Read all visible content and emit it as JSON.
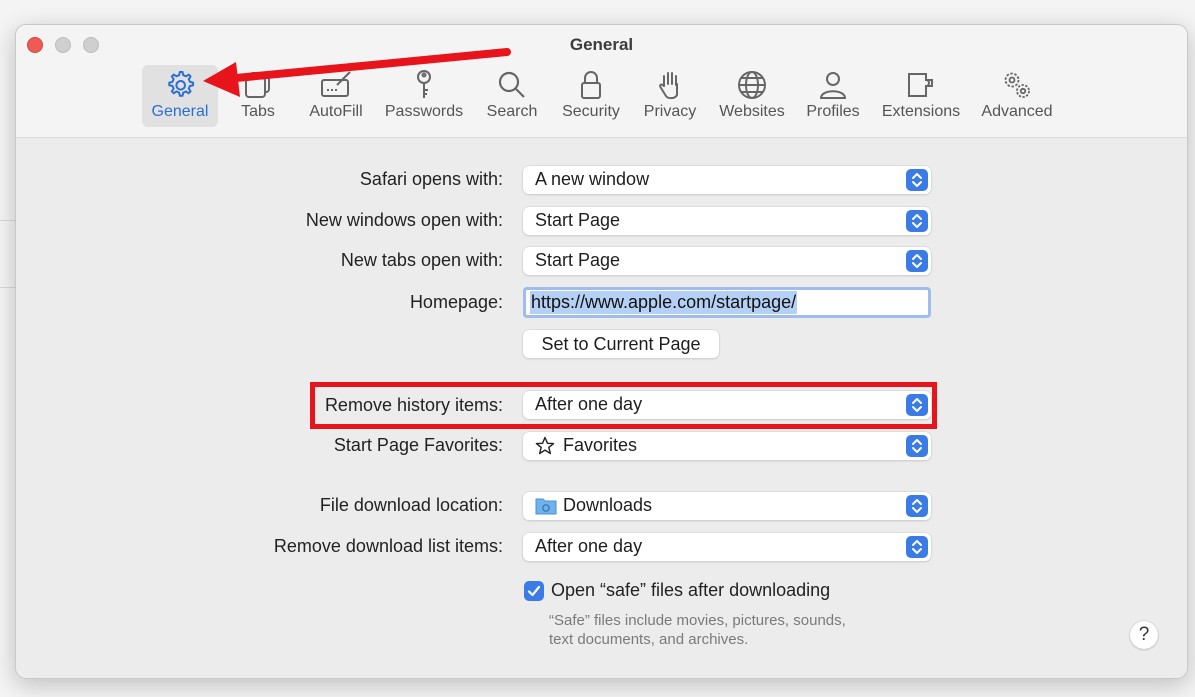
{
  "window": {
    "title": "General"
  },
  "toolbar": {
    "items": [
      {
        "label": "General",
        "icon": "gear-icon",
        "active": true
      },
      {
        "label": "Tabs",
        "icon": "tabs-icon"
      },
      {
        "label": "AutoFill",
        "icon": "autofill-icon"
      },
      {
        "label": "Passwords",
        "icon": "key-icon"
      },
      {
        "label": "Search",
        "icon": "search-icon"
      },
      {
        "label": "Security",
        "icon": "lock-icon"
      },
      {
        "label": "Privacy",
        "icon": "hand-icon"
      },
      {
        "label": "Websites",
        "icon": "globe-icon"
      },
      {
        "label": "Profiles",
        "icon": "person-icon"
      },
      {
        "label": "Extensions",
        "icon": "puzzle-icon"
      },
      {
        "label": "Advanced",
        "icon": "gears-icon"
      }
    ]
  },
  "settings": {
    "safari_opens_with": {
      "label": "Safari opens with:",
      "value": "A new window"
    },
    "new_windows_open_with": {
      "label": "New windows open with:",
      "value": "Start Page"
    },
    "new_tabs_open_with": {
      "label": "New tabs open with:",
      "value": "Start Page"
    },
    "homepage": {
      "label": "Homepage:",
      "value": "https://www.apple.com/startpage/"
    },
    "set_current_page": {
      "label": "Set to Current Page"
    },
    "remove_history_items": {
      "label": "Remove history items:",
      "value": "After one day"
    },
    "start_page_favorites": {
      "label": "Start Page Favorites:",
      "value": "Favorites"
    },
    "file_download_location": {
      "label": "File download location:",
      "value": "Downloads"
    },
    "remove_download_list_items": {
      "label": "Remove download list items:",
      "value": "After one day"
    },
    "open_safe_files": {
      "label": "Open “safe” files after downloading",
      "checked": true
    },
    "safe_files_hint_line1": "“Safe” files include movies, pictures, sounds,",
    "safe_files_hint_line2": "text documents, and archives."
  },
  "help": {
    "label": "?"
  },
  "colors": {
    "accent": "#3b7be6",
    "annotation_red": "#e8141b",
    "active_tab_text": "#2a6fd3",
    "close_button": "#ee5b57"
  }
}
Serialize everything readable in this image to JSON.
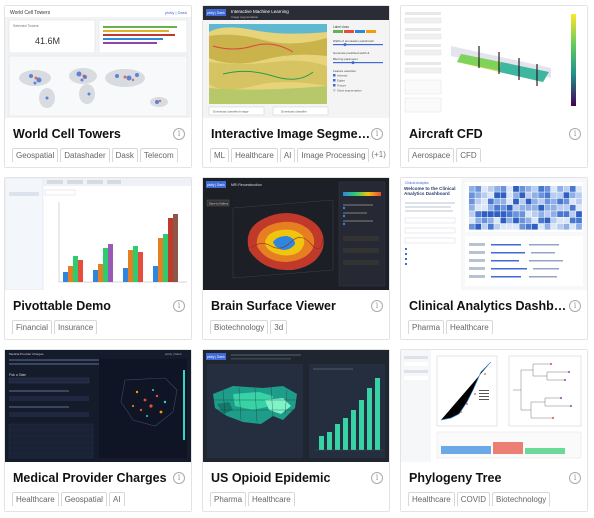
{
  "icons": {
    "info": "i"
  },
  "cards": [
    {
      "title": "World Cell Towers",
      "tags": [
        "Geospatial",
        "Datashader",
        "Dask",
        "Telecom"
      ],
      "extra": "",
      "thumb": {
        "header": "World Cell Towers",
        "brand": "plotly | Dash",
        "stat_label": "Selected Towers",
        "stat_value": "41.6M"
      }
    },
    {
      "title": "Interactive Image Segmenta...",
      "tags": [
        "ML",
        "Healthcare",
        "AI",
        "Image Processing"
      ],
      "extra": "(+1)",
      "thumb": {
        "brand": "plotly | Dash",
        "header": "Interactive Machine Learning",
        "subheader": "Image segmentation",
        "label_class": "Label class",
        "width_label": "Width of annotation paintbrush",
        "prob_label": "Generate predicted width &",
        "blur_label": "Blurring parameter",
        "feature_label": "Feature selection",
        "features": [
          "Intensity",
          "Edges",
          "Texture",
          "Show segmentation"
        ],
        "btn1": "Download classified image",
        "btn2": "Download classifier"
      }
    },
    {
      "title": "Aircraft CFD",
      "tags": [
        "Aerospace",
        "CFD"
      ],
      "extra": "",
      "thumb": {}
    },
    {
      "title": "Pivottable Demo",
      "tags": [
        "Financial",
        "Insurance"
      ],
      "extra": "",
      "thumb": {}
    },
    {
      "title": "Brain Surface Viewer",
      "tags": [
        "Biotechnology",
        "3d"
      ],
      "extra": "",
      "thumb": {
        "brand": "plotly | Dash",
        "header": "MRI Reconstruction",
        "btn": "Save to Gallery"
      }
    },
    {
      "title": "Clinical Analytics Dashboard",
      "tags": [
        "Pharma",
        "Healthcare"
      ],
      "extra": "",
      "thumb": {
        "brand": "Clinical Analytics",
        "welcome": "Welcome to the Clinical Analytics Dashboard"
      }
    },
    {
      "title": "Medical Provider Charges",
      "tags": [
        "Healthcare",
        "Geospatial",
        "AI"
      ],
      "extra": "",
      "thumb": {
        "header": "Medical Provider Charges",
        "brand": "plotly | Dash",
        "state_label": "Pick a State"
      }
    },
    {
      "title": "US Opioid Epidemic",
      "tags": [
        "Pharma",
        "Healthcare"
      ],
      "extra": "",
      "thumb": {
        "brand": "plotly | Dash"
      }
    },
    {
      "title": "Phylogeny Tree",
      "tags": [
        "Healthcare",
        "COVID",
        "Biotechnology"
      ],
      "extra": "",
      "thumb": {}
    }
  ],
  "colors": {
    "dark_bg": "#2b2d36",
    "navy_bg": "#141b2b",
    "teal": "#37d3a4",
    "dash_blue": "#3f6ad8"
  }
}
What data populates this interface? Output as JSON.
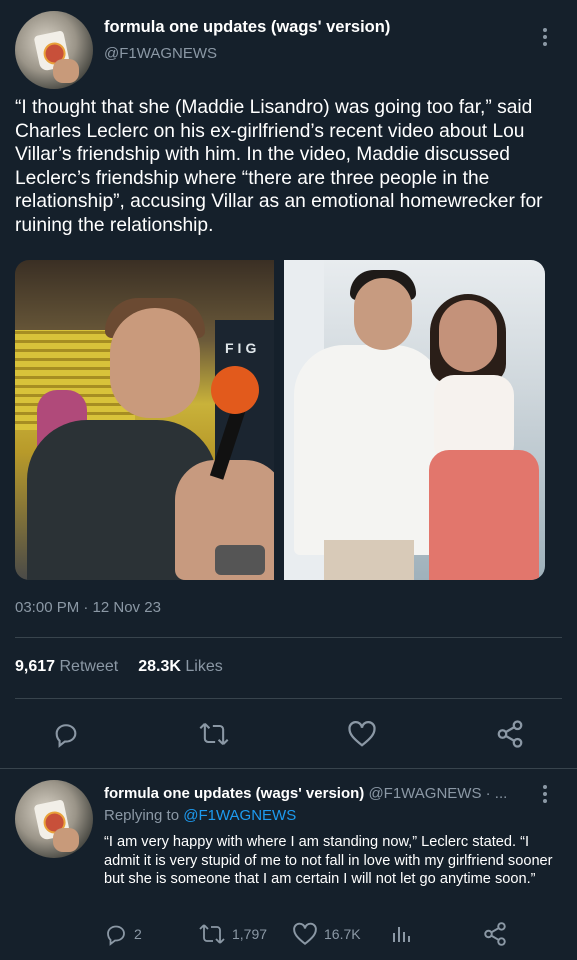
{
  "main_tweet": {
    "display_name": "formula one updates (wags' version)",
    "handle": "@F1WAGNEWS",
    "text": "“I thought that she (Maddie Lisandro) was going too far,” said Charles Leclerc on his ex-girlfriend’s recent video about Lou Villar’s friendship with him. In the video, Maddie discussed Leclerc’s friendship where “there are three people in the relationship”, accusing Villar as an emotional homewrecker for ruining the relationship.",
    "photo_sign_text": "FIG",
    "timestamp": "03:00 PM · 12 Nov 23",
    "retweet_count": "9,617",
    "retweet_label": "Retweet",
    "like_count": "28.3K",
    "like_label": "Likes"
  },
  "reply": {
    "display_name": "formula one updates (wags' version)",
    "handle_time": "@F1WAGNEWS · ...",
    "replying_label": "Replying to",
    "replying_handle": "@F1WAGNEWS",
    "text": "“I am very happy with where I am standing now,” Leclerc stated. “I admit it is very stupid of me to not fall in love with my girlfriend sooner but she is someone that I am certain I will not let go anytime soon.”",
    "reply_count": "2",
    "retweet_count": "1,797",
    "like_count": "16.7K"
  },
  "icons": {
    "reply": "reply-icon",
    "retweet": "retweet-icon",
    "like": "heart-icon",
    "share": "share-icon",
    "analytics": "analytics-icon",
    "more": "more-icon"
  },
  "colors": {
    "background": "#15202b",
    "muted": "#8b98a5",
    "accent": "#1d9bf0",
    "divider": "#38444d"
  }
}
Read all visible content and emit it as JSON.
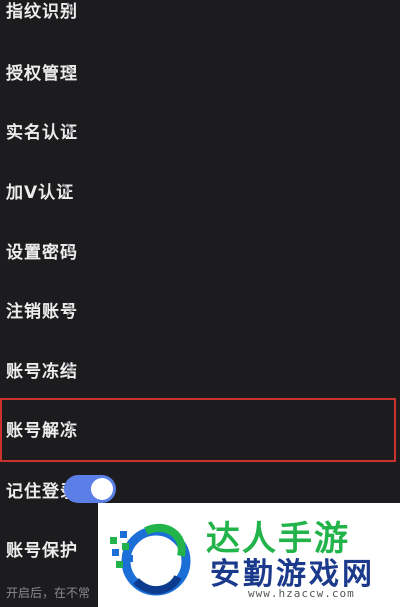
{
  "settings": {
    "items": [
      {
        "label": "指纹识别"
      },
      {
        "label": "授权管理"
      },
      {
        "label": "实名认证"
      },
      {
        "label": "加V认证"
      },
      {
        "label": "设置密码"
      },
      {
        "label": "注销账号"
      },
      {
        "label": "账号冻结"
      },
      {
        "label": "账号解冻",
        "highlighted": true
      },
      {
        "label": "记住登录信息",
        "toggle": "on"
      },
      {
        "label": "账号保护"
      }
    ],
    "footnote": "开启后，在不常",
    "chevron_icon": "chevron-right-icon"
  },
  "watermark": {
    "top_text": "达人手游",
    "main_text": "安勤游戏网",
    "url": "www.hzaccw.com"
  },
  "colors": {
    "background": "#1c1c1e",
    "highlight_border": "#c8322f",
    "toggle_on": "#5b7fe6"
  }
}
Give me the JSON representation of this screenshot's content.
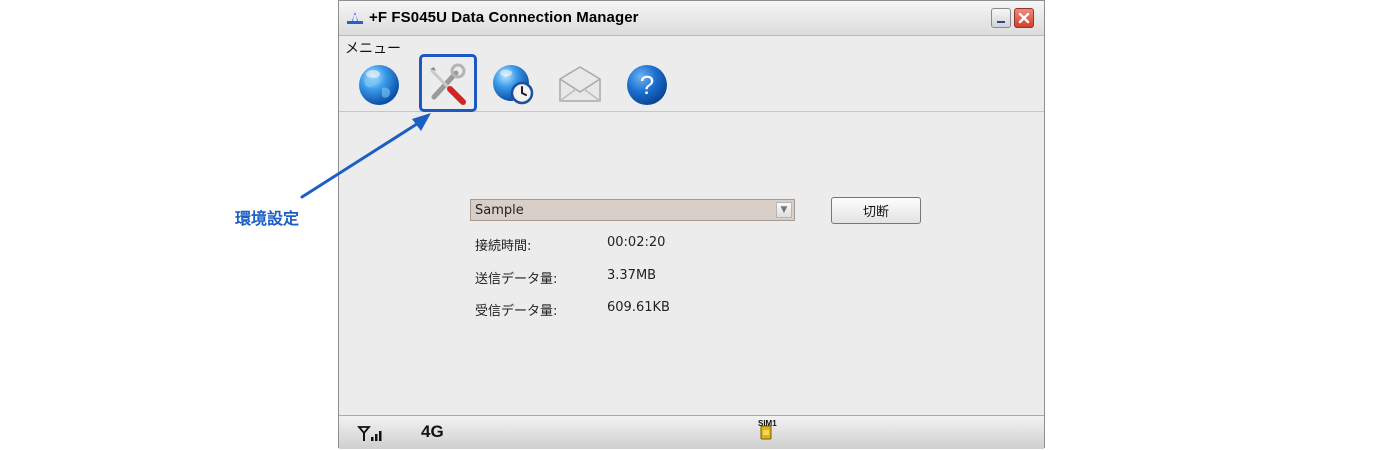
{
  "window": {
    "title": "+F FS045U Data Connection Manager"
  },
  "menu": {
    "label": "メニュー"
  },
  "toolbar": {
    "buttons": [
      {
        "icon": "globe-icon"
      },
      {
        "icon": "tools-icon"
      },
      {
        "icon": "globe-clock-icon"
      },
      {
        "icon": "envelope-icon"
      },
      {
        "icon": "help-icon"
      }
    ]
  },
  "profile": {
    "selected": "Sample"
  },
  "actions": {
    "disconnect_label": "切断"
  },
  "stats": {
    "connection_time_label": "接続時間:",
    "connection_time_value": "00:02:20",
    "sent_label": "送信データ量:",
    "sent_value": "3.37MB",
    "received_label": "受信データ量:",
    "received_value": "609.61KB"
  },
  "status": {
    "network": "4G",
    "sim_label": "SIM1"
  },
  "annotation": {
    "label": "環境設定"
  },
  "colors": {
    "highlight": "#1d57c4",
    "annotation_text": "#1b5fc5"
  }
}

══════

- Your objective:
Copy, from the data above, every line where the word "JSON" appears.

- Written reply:
Read all visible content and emit it as JSON.
Serialize everything readable in this image to JSON.
What data populates this interface? Output as JSON.
Read all visible content and emit it as JSON.
Give me the JSON representation of this screenshot's content.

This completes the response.